=== RECORD EXTRACTS ===

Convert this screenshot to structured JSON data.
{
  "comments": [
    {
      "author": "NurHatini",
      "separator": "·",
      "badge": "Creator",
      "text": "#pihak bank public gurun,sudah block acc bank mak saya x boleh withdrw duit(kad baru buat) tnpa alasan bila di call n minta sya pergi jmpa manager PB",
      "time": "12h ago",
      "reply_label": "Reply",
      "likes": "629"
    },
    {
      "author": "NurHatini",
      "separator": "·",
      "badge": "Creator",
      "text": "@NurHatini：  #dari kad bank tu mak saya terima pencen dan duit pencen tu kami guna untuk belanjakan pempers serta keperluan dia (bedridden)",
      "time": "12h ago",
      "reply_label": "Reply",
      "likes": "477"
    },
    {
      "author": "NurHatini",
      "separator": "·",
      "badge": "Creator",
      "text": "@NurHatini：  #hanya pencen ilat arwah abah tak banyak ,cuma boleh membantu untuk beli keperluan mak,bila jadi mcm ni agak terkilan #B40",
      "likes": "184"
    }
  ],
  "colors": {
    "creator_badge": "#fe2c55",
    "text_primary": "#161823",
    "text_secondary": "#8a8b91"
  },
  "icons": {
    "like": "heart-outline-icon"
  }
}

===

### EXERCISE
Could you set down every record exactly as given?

### TASK RESULT
Convert this screenshot to structured JSON data.
{
  "comments": [
    {
      "author": "NurHatini",
      "separator": "·",
      "badge": "Creator",
      "text": "#pihak bank public gurun,sudah block acc bank mak saya x boleh withdrw duit(kad baru buat) tnpa alasan bila di call n minta sya pergi jmpa manager PB",
      "time": "12h ago",
      "reply_label": "Reply",
      "likes": "629"
    },
    {
      "author": "NurHatini",
      "separator": "·",
      "badge": "Creator",
      "text": "@NurHatini：  #dari kad bank tu mak saya terima pencen dan duit pencen tu kami guna untuk belanjakan pempers serta keperluan dia (bedridden)",
      "time": "12h ago",
      "reply_label": "Reply",
      "likes": "477"
    },
    {
      "author": "NurHatini",
      "separator": "·",
      "badge": "Creator",
      "text": "@NurHatini：  #hanya pencen ilat arwah abah tak banyak ,cuma boleh membantu untuk beli keperluan mak,bila jadi mcm ni agak terkilan #B40",
      "likes": "184"
    }
  ],
  "colors": {
    "creator_badge": "#fe2c55",
    "text_primary": "#161823",
    "text_secondary": "#8a8b91"
  },
  "icons": {
    "like": "heart-outline-icon"
  }
}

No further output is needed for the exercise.